What to work on: Where does the string "Служба" appear? Copy every line of the entries below that holds it.

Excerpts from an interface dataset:
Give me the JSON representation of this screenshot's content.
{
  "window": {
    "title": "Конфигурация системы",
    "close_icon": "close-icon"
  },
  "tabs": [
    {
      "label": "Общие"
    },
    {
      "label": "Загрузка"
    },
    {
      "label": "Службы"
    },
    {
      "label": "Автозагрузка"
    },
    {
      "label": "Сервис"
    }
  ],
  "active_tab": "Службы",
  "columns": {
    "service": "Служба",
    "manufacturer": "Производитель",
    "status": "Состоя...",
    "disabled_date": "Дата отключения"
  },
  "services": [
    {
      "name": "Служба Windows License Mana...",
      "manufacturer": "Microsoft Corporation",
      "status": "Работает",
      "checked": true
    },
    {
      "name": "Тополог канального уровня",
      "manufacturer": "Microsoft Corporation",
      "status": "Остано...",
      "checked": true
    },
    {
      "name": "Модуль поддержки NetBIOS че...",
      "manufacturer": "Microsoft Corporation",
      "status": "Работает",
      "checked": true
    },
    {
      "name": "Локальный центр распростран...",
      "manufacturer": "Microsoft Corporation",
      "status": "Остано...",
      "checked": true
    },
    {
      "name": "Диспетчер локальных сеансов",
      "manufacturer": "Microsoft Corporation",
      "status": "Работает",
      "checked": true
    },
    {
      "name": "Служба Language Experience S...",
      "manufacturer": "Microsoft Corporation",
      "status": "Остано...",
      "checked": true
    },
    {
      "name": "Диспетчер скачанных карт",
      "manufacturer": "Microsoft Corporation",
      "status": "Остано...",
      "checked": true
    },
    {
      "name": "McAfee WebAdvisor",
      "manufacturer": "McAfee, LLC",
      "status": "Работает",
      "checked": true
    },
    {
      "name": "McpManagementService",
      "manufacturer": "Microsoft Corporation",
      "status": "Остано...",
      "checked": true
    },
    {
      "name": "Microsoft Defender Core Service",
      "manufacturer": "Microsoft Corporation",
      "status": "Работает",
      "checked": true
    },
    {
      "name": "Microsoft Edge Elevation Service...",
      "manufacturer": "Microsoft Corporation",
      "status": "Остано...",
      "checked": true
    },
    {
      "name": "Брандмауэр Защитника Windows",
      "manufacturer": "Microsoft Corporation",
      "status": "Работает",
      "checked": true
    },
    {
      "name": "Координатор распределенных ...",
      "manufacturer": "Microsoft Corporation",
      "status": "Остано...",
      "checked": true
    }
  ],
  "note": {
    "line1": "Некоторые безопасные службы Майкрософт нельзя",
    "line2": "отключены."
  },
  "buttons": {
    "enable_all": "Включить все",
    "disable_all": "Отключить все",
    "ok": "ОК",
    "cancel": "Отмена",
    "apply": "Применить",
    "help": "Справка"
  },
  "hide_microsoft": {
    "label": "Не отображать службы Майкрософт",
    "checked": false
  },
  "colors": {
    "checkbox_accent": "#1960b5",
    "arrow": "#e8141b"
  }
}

Output of the task:
    "service": "Служба",
      "name": "Служба Windows License Mana...",
      "name": "Служба Language Experience S...",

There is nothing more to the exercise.